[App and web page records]
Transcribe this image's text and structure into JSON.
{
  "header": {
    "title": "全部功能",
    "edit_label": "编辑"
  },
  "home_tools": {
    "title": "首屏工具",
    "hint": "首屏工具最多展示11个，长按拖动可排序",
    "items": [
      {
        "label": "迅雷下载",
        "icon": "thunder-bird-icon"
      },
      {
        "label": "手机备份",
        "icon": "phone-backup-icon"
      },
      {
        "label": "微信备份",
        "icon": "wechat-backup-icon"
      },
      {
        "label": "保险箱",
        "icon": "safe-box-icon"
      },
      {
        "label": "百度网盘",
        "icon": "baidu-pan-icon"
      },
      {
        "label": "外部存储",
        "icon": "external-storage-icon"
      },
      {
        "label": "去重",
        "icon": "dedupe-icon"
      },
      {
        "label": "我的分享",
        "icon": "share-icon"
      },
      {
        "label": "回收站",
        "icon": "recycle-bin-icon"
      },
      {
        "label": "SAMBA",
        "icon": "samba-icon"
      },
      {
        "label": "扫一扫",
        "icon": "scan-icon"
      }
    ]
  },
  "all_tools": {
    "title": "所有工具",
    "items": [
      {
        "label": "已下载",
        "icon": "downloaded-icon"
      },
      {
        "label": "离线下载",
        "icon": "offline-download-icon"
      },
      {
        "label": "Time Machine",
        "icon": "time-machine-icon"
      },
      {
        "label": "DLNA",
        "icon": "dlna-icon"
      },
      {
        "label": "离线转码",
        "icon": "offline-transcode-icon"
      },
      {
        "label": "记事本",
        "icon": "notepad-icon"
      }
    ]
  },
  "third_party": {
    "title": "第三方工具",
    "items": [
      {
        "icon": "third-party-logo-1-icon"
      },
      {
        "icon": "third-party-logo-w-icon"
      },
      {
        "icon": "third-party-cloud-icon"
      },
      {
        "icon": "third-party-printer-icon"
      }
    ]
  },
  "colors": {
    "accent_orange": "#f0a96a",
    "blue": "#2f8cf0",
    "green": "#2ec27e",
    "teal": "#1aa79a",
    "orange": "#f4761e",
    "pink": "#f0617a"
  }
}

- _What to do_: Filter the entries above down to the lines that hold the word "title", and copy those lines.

- _Reply to the task_:
    "title": "全部功能",
    "title": "首屏工具",
    "title": "所有工具",
    "title": "第三方工具",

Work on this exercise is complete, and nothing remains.